Timeline

1999/2000: USAID Mongolia (design and publicity strategy for business development brochure, US Mongol (Mongolia) Construct and US tour, work with Riverpath Associates in the UK on communications strategies and the drafting of papers for the American Foundation for AIDS Research, the Global Fund to Fight AIDS, Tuberculosis and Malaria, UNCTAD, Harvard Institute for International Development, and the preparation of the report and launch strategy for the World Bank’s Task Force on Higher Education. 

http://www.davidsouthconsulting.com/blog/2018/1/10/us-mongol-construct-2000-business-prospectus-building-a-new.html

http://www.tfhe.net

2000: UN Ukraine: strategic re-development of the UN Ukraine web portal and incorporation of the Millennium Development Goals (MDGs). 

2004: UN Mongolia (media campaign for MDGs) and UN South Africa (evaluation of youth NGO associated with the University of Pretoria and its projects and providing a strategic marketing plan).  

2005: UN Mongolia (media campaign for MDGs) and UN Turkmenistan (finalising its United Nations Development Assistance Framework – UNDAF).

Rukhnama publishers in Turkmenistan’s capital, Ashgabat (2005). Photo: David South
An infographic commissioned for UN Turkmenistan MDGs report (2006).

2006: UN Turkmenistan (work with UNICEF). 

Testimonials 

“I highly recommend Mr. David South as a communications consultant who gets results.” Brian DaRin, Representative/Director, USAID Investment & Business Development Project, Global Technology Network/ International Executive Service Corps-Mongolia, 23 September 1999

Impact 

Micro 

  • working as a communications consultant for UN missions – Ukraine, South Africa, Mongolia, Turkmenistan
  • redeveloping mission websites, preparing content, reports, advising on communications strategy
  • working with local designers on new ways to present development data through inforgraphics (2005/2006) 

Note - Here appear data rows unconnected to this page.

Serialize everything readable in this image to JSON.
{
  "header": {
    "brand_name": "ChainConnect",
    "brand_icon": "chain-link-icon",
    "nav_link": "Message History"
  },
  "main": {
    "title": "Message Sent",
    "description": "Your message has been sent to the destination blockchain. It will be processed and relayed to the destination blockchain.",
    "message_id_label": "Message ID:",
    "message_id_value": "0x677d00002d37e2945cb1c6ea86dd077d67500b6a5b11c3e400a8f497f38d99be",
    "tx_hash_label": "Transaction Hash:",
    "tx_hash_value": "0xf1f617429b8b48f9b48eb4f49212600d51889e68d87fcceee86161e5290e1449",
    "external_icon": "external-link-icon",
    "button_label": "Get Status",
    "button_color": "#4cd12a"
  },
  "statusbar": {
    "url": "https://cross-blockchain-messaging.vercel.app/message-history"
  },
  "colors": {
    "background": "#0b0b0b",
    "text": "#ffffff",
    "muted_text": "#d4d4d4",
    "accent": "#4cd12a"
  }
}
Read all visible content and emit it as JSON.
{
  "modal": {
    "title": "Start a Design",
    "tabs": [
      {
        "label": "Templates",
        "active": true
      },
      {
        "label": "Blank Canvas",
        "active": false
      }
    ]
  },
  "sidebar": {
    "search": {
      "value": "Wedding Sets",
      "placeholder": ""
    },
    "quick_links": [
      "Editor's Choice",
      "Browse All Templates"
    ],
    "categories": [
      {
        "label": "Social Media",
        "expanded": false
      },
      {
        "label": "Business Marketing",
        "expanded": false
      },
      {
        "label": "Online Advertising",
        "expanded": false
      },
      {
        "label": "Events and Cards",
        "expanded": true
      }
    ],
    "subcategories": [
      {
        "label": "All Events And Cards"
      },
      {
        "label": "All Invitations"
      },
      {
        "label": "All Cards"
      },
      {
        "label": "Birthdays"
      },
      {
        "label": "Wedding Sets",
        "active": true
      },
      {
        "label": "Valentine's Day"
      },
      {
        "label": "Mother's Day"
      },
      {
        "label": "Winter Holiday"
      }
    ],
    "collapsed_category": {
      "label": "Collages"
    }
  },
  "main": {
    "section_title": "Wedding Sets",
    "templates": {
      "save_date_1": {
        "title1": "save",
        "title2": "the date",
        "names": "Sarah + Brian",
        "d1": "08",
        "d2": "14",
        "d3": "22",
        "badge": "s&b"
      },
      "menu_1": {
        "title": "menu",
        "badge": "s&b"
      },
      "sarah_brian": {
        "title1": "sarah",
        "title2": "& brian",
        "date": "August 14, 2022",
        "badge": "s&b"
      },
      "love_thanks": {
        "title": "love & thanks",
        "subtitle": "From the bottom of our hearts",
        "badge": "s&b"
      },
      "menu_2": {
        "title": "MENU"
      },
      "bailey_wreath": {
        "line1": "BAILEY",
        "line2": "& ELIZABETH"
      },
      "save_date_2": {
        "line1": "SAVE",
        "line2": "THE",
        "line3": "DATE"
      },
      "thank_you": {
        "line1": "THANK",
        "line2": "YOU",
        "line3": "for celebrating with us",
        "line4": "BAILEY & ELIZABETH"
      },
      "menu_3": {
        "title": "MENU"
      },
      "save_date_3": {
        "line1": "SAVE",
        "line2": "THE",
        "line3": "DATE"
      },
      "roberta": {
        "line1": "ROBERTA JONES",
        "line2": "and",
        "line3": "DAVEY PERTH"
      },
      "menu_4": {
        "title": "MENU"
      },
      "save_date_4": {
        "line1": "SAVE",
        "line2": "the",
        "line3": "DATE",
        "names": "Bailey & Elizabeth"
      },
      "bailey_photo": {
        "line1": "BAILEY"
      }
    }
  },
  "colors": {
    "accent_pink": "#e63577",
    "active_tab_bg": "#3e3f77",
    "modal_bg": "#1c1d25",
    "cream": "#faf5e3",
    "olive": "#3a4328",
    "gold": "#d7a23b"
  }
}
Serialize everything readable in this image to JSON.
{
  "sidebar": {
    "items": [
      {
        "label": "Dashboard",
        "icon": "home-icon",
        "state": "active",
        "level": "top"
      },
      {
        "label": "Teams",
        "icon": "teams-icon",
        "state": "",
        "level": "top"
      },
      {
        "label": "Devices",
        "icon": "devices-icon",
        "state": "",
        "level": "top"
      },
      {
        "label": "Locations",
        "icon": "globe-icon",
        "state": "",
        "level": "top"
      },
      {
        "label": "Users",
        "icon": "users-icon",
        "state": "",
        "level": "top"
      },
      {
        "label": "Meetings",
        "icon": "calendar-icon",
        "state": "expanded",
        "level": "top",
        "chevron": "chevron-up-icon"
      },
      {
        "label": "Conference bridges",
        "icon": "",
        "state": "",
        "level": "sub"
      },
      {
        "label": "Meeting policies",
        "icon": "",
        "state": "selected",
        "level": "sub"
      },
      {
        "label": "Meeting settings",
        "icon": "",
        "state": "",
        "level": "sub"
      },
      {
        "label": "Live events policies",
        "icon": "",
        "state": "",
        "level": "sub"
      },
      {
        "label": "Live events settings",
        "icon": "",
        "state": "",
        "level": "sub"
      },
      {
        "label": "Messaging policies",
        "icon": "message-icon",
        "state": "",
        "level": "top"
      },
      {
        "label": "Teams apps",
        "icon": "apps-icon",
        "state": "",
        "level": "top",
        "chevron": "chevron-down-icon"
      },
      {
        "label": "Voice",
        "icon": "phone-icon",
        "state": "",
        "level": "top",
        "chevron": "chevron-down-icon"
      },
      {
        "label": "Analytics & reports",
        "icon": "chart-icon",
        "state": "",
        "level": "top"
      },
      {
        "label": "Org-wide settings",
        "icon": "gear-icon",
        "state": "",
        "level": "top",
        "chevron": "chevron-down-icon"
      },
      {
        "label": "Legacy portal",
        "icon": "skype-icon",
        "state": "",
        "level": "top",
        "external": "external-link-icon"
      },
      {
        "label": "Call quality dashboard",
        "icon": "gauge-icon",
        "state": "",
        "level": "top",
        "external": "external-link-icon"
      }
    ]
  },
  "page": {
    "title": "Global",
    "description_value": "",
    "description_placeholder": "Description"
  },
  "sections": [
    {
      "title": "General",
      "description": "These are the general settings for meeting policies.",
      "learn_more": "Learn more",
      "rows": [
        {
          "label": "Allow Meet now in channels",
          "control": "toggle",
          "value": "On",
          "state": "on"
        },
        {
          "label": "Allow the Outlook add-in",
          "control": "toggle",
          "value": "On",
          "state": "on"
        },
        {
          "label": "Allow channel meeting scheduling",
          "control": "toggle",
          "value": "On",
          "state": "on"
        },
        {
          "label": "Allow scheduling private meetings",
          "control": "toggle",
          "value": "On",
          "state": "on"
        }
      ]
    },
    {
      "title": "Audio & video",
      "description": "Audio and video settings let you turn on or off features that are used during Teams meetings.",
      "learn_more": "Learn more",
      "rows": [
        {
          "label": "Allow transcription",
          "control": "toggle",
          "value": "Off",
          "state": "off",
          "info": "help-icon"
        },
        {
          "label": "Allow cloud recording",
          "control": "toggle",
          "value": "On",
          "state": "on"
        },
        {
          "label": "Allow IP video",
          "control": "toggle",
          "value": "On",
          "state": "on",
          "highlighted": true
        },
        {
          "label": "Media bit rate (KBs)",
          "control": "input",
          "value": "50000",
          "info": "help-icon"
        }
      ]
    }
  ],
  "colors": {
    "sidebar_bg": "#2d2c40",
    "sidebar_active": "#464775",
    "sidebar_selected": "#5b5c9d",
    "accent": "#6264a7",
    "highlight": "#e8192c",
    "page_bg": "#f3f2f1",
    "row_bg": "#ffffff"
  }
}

Macro 

  • in the course of travel and work, seeing the unfolding impact of the global communications revolution, in particular the rapid roll-out and take-up of mobile technologies, and the urgent need for the UN system to take this on board. Also witnessed firsthand the grassroots solutions revolution brought about by information and mobile technologies and the Internet, which needed to be fully embraced by the UN 

Resources 

A Marketing and e-Marketing Strategy – the New SASVO, Prepared from December 2004 to February 2005 for the Southern African Student Volunteers (University of Pretoria). 

A Moment in Time: AIDS and Business, American Foundation for AIDS Research, 1999 

Closing the Loop: Latin America, Globalization and Human Development, UNCTAD, 1999 

David South Consulting Summary of Impact 1997 to 2014

Development Challenges, South-South Solutions

Innovations in Green Economy: Top Three Agenda

Mongolian Media Project Infographic

Peril and Promise: Higher Education in Developing Countries, World Bank/UNESCO Task Force on Higher Education, 2000

South-South Cooperation for Cities in Asia

Southern Innovator

Southern Innovator and the Growing Global Innovation Culture

Southern Innovator Summary of Impact 2011 to 2012

Southern Innovator Summary of Impact 2012 to 2014

This work is licensed under a Creative Commons Attribution 4.0 International License.

ORCID iD: https://orcid.org/0000-0001-5311-1052.

© David South Consulting 2017